Having recently returned from my first Chobe Safari of 2015, I was once again reminded what an incredible piece of the planet the Chobe River is for wildlife photography. The photography of the various species both bird and mammal, was diverse and we had some interesting action and interaction like the African Jacanas who are competing for the females and the African Fish Eagle who’s meal was forcibly taken from him by a Marabou Stork.
The weather at times was against us with some late afternoon thunderclouds on the horizons but this added to the mood. This sudden landscape photography opportunity of course led to a frantic change of lenses to capture the magic light under the clouds during the very short window of oportunity.

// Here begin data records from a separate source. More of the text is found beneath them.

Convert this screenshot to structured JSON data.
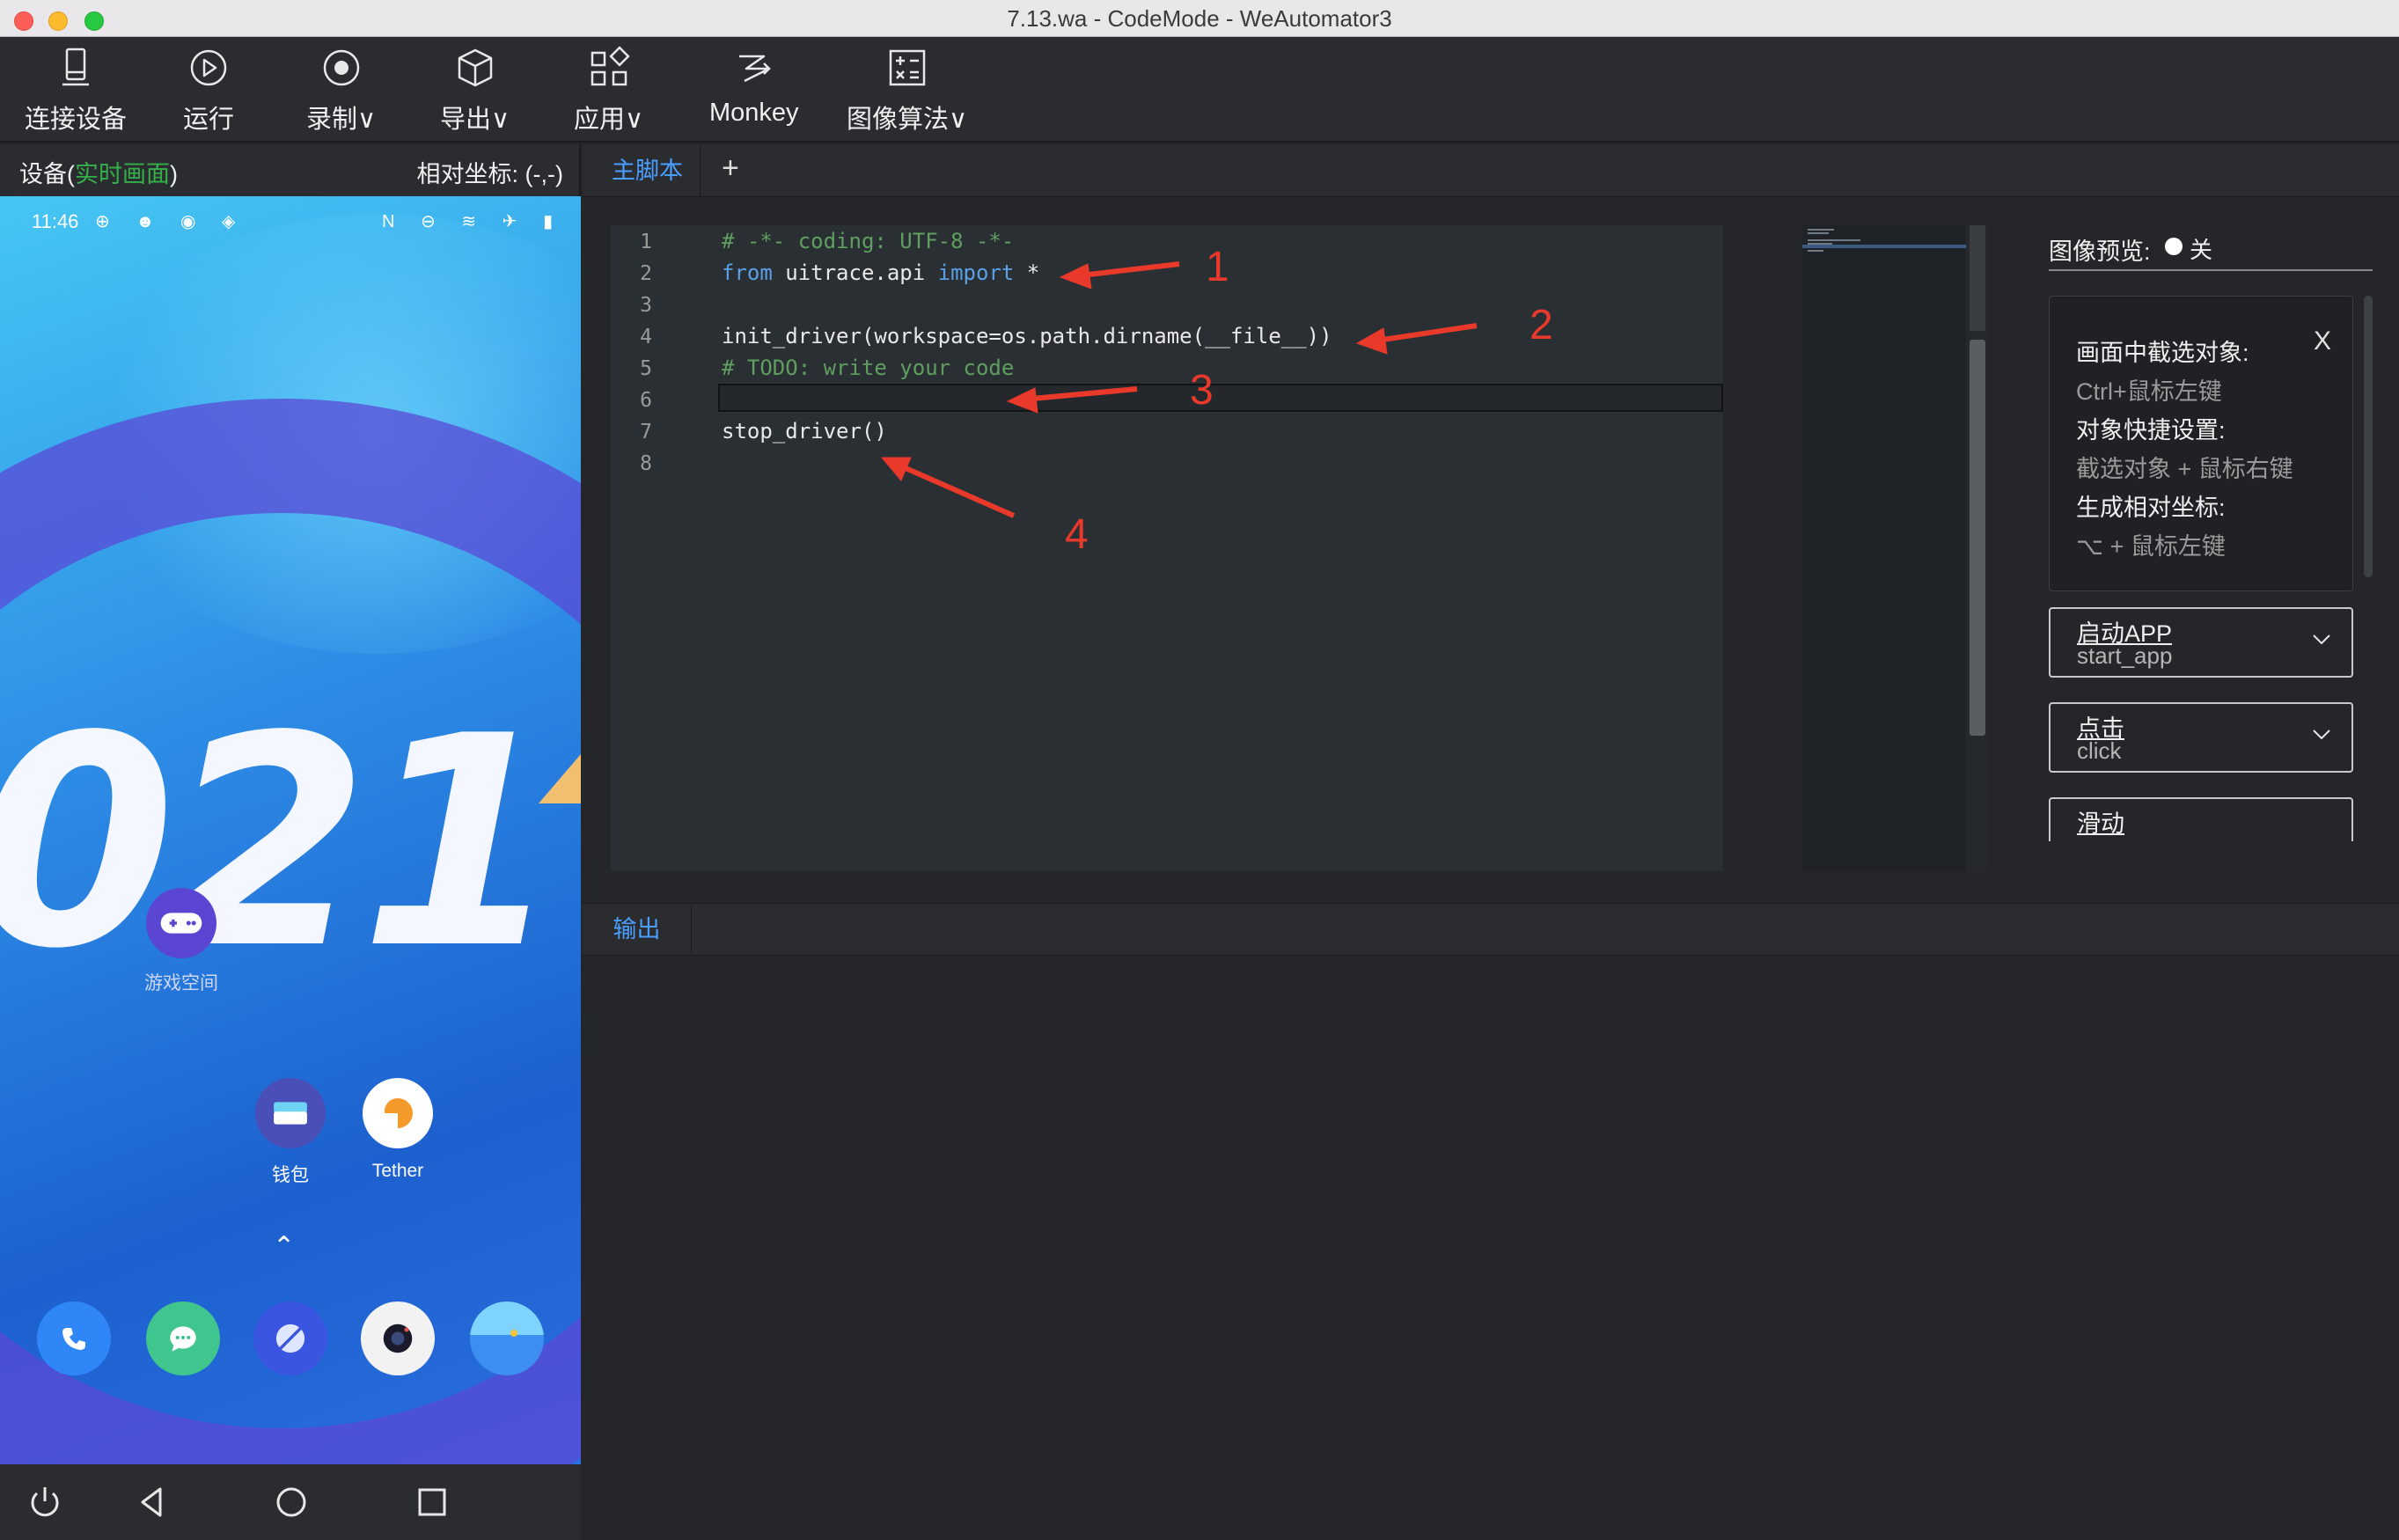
{
  "window": {
    "title": "7.13.wa - CodeMode - WeAutomator3"
  },
  "toolbar": {
    "connect": "连接设备",
    "run": "运行",
    "record": "录制∨",
    "export": "导出∨",
    "apps": "应用∨",
    "monkey": "Monkey",
    "image_algo": "图像算法∨"
  },
  "device": {
    "title_prefix": "设备(",
    "title_live": "实时画面",
    "title_suffix": ")",
    "coords": "相对坐标: (-,-)"
  },
  "phone": {
    "time": "11:46",
    "status_icons": "⊕ ☻ ◉ ◈",
    "status_right": "N ⊖ ≋ ✈ ▮",
    "big_number": "021",
    "game_label": "游戏空间",
    "wallet_label": "钱包",
    "tether_label": "Tether",
    "up_arrow": "⌃"
  },
  "tabs": {
    "main": "主脚本",
    "add": "+"
  },
  "editor": {
    "line_numbers": [
      "1",
      "2",
      "3",
      "4",
      "5",
      "6",
      "7",
      "8"
    ],
    "line1": "# -*- coding: UTF-8 -*-",
    "line2_kw1": "from",
    "line2_mid": " uitrace.api ",
    "line2_kw2": "import",
    "line2_end": " *",
    "line4": "init_driver(workspace=os.path.dirname(__file__))",
    "line5": "# TODO: write your code",
    "line7": "stop_driver()"
  },
  "annotations": [
    "1",
    "2",
    "3",
    "4"
  ],
  "side": {
    "preview_label": "图像预览:",
    "preview_state": "关",
    "tip1_title": "画面中截选对象:",
    "tip1_desc": "Ctrl+鼠标左键",
    "tip2_title": "对象快捷设置:",
    "tip2_desc": "截选对象 + 鼠标右键",
    "tip3_title": "生成相对坐标:",
    "tip3_desc": "⌥ + 鼠标左键",
    "close": "X",
    "functions": [
      {
        "zh": "启动APP",
        "en": "start_app"
      },
      {
        "zh": "点击",
        "en": "click"
      },
      {
        "zh": "滑动",
        "en": ""
      }
    ]
  },
  "output": {
    "tab": "输出"
  },
  "colors": {
    "accent": "#4a9eff",
    "live_green": "#34b04a",
    "annotation_red": "#e8392a"
  }
}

The water level of the Chobe River is still lower than in previous years at this time, but while we were there you could see the level rise daily. So when I arrive again on Friday I am looking forward to reaching new areas on the river.

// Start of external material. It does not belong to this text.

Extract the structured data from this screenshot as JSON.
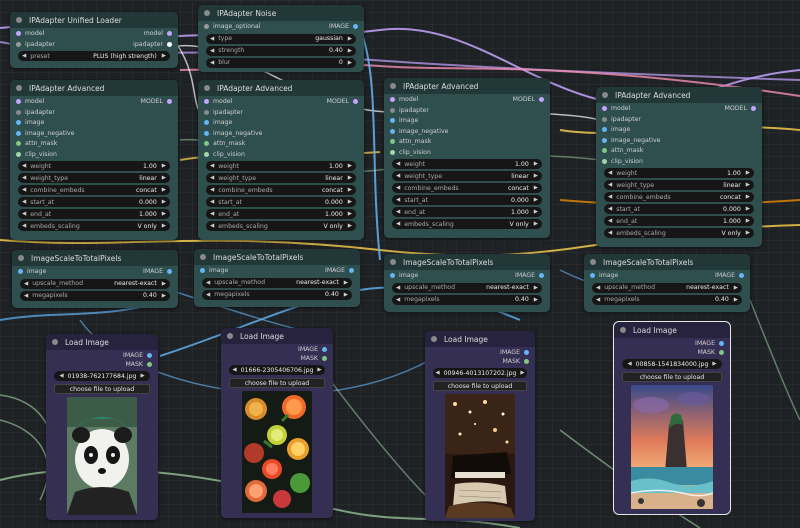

There are large patches if Day- and Night Lilies which offsets the green color of the grasses beautifully with a swathe of yellow. We were fortunate to briefly spot and and photograph a Lesser Jacana before it flew off to an inaccessable patch of floating grass.
On two afternoons we sat and watched the antics of a troop of Chacma Baboons. They were hilarious as they jumped down a small cliff and rolled around in the white sand and interacted as only baboons can do. As always there is discipline to be metered out and the screaming of the offending baboon carries across the water and into the bush. The photography was tough as the sun had dipped behind a low cloud, but the 400 f/2.8 did the business to capture a few images.

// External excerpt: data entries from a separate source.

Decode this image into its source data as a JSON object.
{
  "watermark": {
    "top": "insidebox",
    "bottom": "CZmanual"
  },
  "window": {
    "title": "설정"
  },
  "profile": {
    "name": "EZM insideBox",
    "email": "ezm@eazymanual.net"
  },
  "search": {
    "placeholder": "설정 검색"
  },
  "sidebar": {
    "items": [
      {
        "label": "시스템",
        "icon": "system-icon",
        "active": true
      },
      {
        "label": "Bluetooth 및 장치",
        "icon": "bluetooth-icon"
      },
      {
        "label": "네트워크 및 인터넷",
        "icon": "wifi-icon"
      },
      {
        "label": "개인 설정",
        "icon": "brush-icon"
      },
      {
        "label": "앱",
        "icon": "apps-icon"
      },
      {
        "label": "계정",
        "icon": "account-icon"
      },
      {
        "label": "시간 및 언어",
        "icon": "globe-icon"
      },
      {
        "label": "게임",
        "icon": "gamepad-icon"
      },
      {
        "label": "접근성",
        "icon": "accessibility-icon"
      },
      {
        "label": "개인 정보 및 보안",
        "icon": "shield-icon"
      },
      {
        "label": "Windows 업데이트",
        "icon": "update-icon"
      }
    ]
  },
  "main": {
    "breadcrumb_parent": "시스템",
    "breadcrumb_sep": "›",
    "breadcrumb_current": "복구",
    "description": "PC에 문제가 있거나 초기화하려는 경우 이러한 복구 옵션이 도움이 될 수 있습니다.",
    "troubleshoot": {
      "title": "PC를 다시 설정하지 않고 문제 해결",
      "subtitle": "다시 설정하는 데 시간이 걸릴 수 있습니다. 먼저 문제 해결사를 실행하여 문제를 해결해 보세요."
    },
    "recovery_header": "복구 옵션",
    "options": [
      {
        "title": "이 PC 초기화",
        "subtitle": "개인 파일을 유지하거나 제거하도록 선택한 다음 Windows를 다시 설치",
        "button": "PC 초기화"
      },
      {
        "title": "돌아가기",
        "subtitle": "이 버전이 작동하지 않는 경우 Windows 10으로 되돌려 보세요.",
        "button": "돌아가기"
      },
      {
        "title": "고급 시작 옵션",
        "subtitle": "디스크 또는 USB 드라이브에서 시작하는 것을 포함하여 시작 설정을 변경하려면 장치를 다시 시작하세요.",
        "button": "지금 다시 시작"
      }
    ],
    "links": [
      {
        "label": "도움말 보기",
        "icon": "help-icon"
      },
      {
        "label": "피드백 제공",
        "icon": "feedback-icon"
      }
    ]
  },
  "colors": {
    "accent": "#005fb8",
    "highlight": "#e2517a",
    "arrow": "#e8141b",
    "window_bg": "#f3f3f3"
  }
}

Of course the safari also delivered an number of great Kingfisher images with this Woodland Kingfisher being the star one afternoon.
We also came across a few juvenile Giant Kingfishers during the 7 days, one of which had caught a huge crab and proceeded to pulp it on the log it sat on. Then there were quite a few lone
bachelorCape Buffalo along the river, some of whom looked as if they had seen many a summer. A number of times we were able to photograph Cattle Egrets perching or hunting from the midge covered bodies of these bulls.